PROBLEM REQUIREMENTS.
Please report the number of lines in the entries below that contain "DALION", with nothing added.

━━━

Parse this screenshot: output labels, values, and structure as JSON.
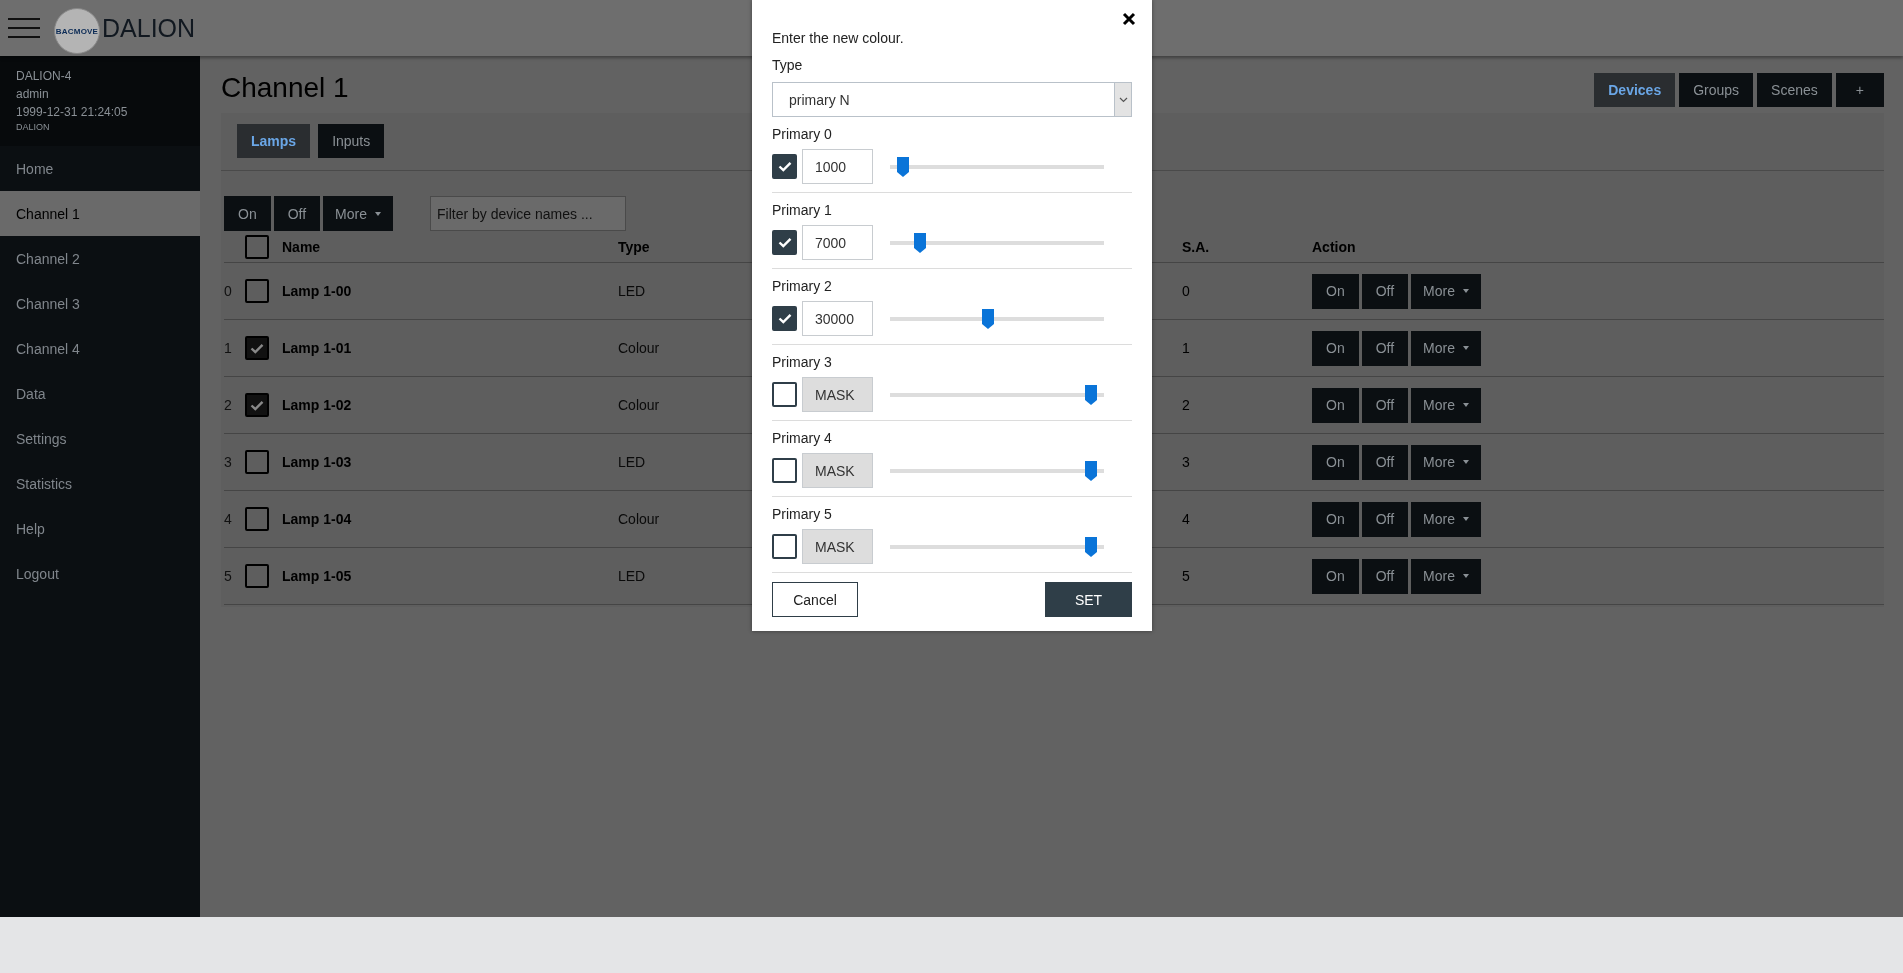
{
  "header": {
    "logo_text": "BACMOVE",
    "brand": "DALION"
  },
  "sidebar": {
    "info": [
      "DALION-4",
      "admin",
      "1999-12-31 21:24:05"
    ],
    "info_small": "DALION",
    "items": [
      {
        "label": "Home",
        "selected": false
      },
      {
        "label": "Channel 1",
        "selected": true
      },
      {
        "label": "Channel 2",
        "selected": false
      },
      {
        "label": "Channel 3",
        "selected": false
      },
      {
        "label": "Channel 4",
        "selected": false
      },
      {
        "label": "Data",
        "selected": false
      },
      {
        "label": "Settings",
        "selected": false
      },
      {
        "label": "Statistics",
        "selected": false
      },
      {
        "label": "Help",
        "selected": false
      },
      {
        "label": "Logout",
        "selected": false
      }
    ]
  },
  "page": {
    "title": "Channel 1",
    "view_tabs": [
      {
        "label": "Devices",
        "selected": true
      },
      {
        "label": "Groups",
        "selected": false
      },
      {
        "label": "Scenes",
        "selected": false
      },
      {
        "label": "+",
        "selected": false
      }
    ],
    "tabs": [
      {
        "label": "Lamps",
        "selected": true
      },
      {
        "label": "Inputs",
        "selected": false
      }
    ]
  },
  "toolbar": {
    "buttons": [
      "On",
      "Off",
      "More"
    ],
    "filter": {
      "placeholder": "Filter by device names ..."
    }
  },
  "table": {
    "columns": [
      "Name",
      "Type",
      "S.A.",
      "Action"
    ],
    "header_checked": false,
    "rows": [
      {
        "index": "0",
        "checked": false,
        "name": "Lamp 1-00",
        "type": "LED",
        "sa": "0",
        "actions": [
          "On",
          "Off",
          "More"
        ]
      },
      {
        "index": "1",
        "checked": true,
        "name": "Lamp 1-01",
        "type": "Colour",
        "sa": "1",
        "actions": [
          "On",
          "Off",
          "More"
        ]
      },
      {
        "index": "2",
        "checked": true,
        "name": "Lamp 1-02",
        "type": "Colour",
        "sa": "2",
        "actions": [
          "On",
          "Off",
          "More"
        ]
      },
      {
        "index": "3",
        "checked": false,
        "name": "Lamp 1-03",
        "type": "LED",
        "sa": "3",
        "actions": [
          "On",
          "Off",
          "More"
        ]
      },
      {
        "index": "4",
        "checked": false,
        "name": "Lamp 1-04",
        "type": "Colour",
        "sa": "4",
        "actions": [
          "On",
          "Off",
          "More"
        ]
      },
      {
        "index": "5",
        "checked": false,
        "name": "Lamp 1-05",
        "type": "LED",
        "sa": "5",
        "actions": [
          "On",
          "Off",
          "More"
        ]
      }
    ]
  },
  "dialog": {
    "prompt": "Enter the new colour.",
    "type_label": "Type",
    "type_value": "primary N",
    "primaries": [
      {
        "label": "Primary 0",
        "checked": true,
        "value": "1000",
        "level": 0.06
      },
      {
        "label": "Primary 1",
        "checked": true,
        "value": "7000",
        "level": 0.14
      },
      {
        "label": "Primary 2",
        "checked": true,
        "value": "30000",
        "level": 0.46
      },
      {
        "label": "Primary 3",
        "checked": false,
        "value": "MASK",
        "level": 0.94
      },
      {
        "label": "Primary 4",
        "checked": false,
        "value": "MASK",
        "level": 0.94
      },
      {
        "label": "Primary 5",
        "checked": false,
        "value": "MASK",
        "level": 0.94
      }
    ],
    "cancel": "Cancel",
    "set": "SET"
  }
}
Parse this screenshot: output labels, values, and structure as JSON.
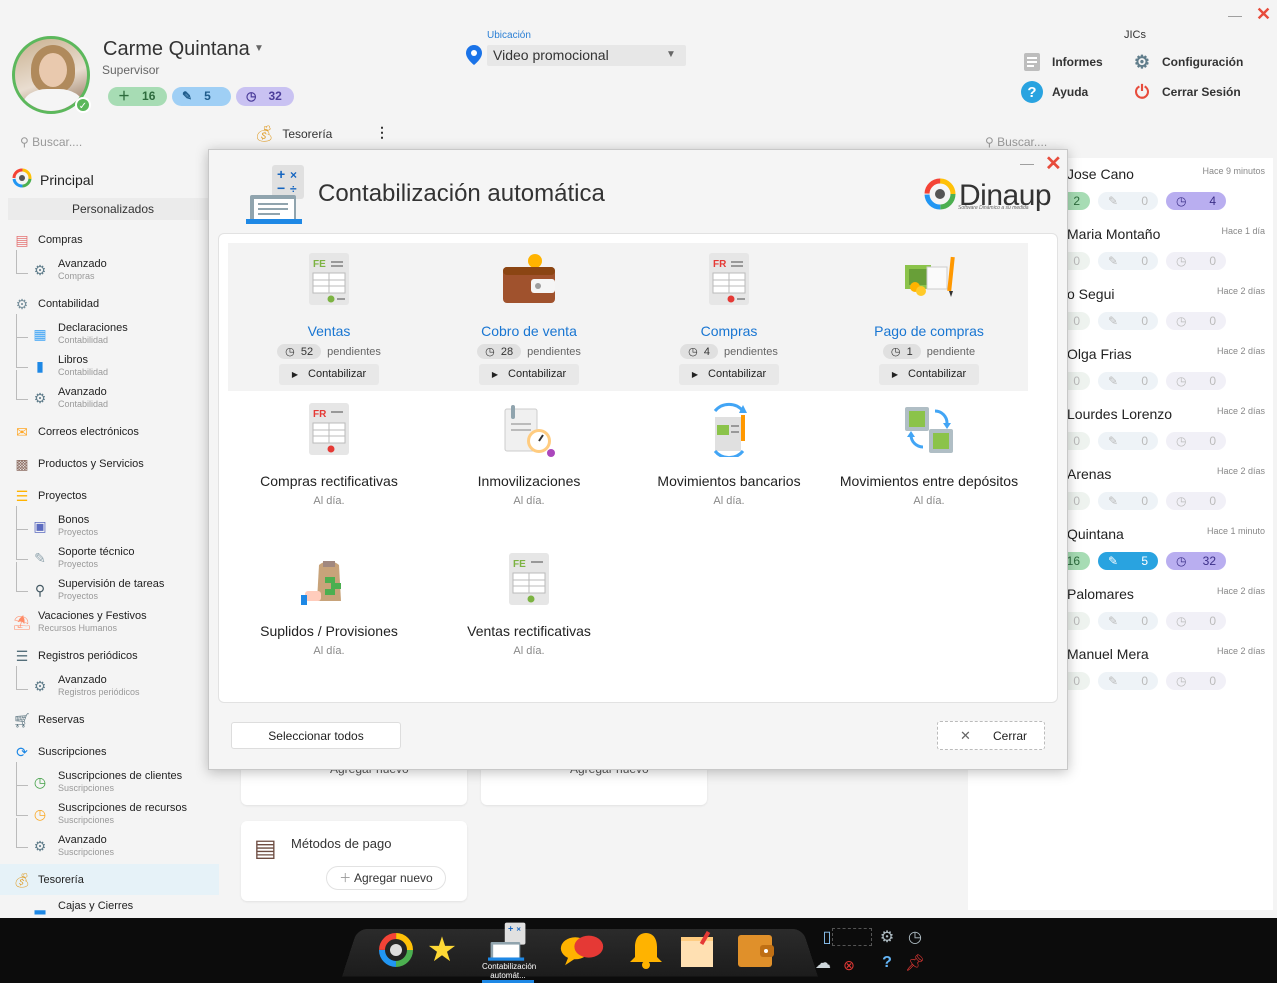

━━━

OUTPUT FOR THIS EXERCISE.
3